[Data records]
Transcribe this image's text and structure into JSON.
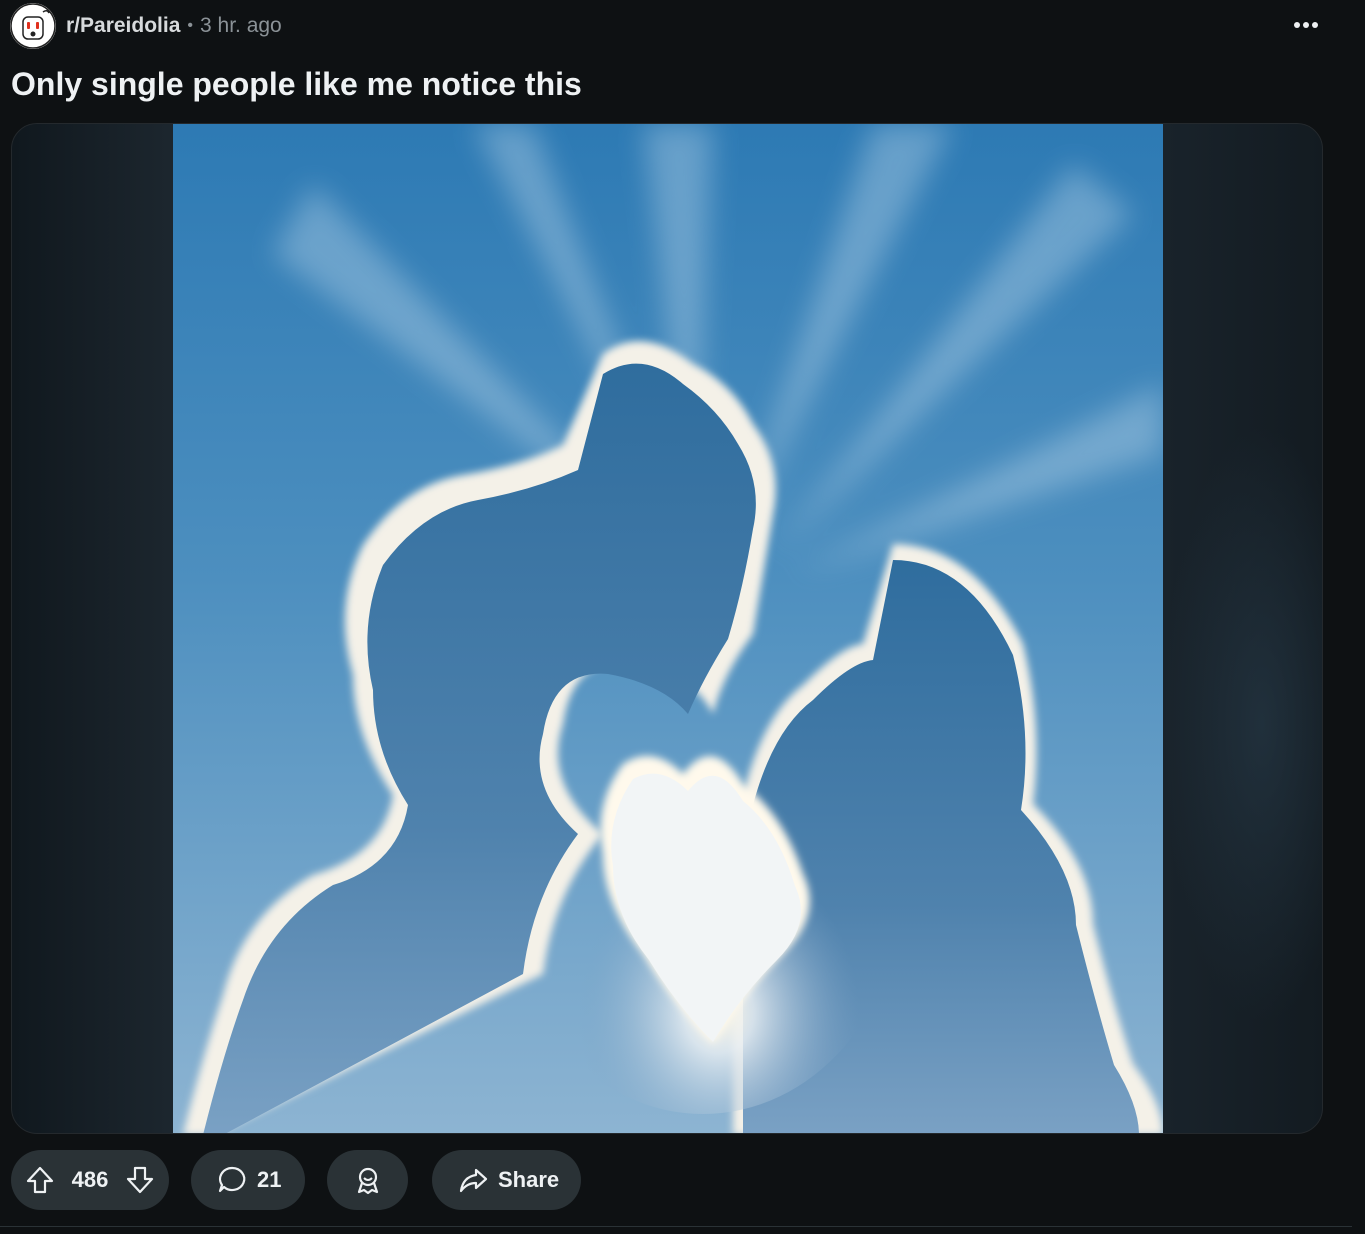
{
  "post": {
    "subreddit": "r/Pareidolia",
    "separator": "•",
    "time": "3 hr. ago",
    "title": "Only single people like me notice this",
    "more_icon": "more-horizontal-icon"
  },
  "media": {
    "description_icon": "image"
  },
  "actions": {
    "upvote_icon": "upvote-arrow-icon",
    "score": "486",
    "downvote_icon": "downvote-arrow-icon",
    "comment_icon": "comment-bubble-icon",
    "comments": "21",
    "award_icon": "award-icon",
    "share_icon": "share-arrow-icon",
    "share_label": "Share"
  },
  "colors": {
    "background": "#0e1113",
    "pill": "#2a3236",
    "text": "#eef1f3",
    "muted": "#8b9297"
  }
}
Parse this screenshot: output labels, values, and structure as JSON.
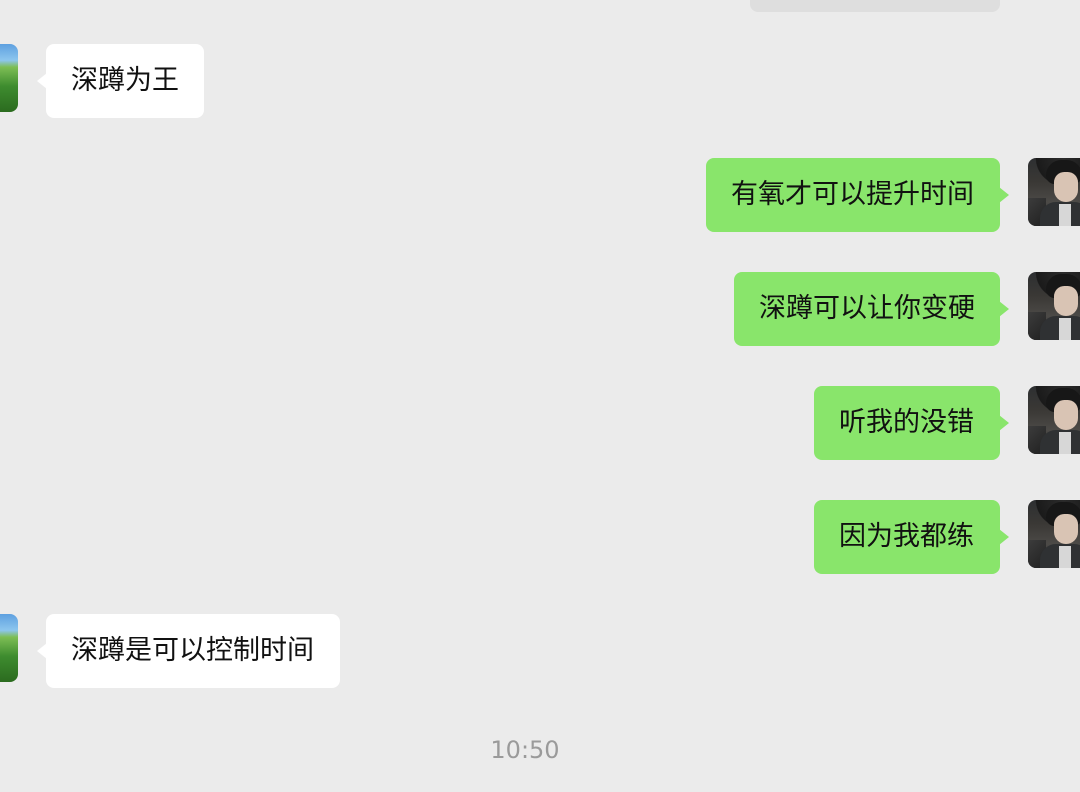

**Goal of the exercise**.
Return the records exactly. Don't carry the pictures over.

**Completed exercise**.
Transcribe this image's text and structure into JSON.
{
  "post": {
    "subreddit": "r/Pareidolia",
    "separator": "•",
    "time": "3 hr. ago",
    "title": "Only single people like me notice this",
    "more_icon": "more-horizontal-icon"
  },
  "media": {
    "description_icon": "image"
  },
  "actions": {
    "upvote_icon": "upvote-arrow-icon",
    "score": "486",
    "downvote_icon": "downvote-arrow-icon",
    "comment_icon": "comment-bubble-icon",
    "comments": "21",
    "award_icon": "award-icon",
    "share_icon": "share-arrow-icon",
    "share_label": "Share"
  },
  "colors": {
    "background": "#0e1113",
    "pill": "#2a3236",
    "text": "#eef1f3",
    "muted": "#8b9297"
  }
}
Parse this screenshot: output labels, values, and structure as JSON.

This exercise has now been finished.